Element data from apps and pages:
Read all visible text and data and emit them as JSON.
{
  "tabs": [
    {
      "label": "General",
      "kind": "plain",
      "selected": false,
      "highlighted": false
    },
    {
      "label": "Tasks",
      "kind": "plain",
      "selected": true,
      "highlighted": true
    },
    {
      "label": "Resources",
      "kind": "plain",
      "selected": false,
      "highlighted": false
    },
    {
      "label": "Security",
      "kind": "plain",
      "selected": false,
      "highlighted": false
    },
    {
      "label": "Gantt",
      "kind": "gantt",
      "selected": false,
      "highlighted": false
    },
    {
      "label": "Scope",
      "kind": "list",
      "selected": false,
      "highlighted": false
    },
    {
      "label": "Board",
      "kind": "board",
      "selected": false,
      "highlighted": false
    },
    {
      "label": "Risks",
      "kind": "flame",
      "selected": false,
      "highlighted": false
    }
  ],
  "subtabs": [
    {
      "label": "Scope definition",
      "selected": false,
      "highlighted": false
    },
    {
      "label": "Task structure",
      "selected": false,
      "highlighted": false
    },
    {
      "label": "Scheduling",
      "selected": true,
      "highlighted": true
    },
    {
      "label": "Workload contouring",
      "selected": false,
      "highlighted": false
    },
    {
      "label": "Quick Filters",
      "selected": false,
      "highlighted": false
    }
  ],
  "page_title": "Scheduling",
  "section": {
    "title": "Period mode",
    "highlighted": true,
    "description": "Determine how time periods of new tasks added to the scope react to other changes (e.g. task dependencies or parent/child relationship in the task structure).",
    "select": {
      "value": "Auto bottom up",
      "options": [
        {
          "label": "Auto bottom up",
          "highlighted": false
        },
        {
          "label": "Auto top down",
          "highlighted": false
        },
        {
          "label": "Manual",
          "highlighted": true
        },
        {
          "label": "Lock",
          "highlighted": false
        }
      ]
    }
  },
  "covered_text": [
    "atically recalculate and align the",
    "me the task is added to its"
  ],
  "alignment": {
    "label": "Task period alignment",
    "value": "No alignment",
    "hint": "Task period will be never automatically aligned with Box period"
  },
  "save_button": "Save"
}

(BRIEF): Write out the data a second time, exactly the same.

(SOLUTION FOR THIS PROBLEM):
Read all visible text and data and emit them as JSON.
{
  "tabs": [
    {
      "label": "General",
      "kind": "plain",
      "selected": false,
      "highlighted": false
    },
    {
      "label": "Tasks",
      "kind": "plain",
      "selected": true,
      "highlighted": true
    },
    {
      "label": "Resources",
      "kind": "plain",
      "selected": false,
      "highlighted": false
    },
    {
      "label": "Security",
      "kind": "plain",
      "selected": false,
      "highlighted": false
    },
    {
      "label": "Gantt",
      "kind": "gantt",
      "selected": false,
      "highlighted": false
    },
    {
      "label": "Scope",
      "kind": "list",
      "selected": false,
      "highlighted": false
    },
    {
      "label": "Board",
      "kind": "board",
      "selected": false,
      "highlighted": false
    },
    {
      "label": "Risks",
      "kind": "flame",
      "selected": false,
      "highlighted": false
    }
  ],
  "subtabs": [
    {
      "label": "Scope definition",
      "selected": false,
      "highlighted": false
    },
    {
      "label": "Task structure",
      "selected": false,
      "highlighted": false
    },
    {
      "label": "Scheduling",
      "selected": true,
      "highlighted": true
    },
    {
      "label": "Workload contouring",
      "selected": false,
      "highlighted": false
    },
    {
      "label": "Quick Filters",
      "selected": false,
      "highlighted": false
    }
  ],
  "page_title": "Scheduling",
  "section": {
    "title": "Period mode",
    "highlighted": true,
    "description": "Determine how time periods of new tasks added to the scope react to other changes (e.g. task dependencies or parent/child relationship in the task structure).",
    "select": {
      "value": "Auto bottom up",
      "options": [
        {
          "label": "Auto bottom up",
          "highlighted": false
        },
        {
          "label": "Auto top down",
          "highlighted": false
        },
        {
          "label": "Manual",
          "highlighted": true
        },
        {
          "label": "Lock",
          "highlighted": false
        }
      ]
    }
  },
  "covered_text": [
    "atically recalculate and align the",
    "me the task is added to its"
  ],
  "alignment": {
    "label": "Task period alignment",
    "value": "No alignment",
    "hint": "Task period will be never automatically aligned with Box period"
  },
  "save_button": "Save"
}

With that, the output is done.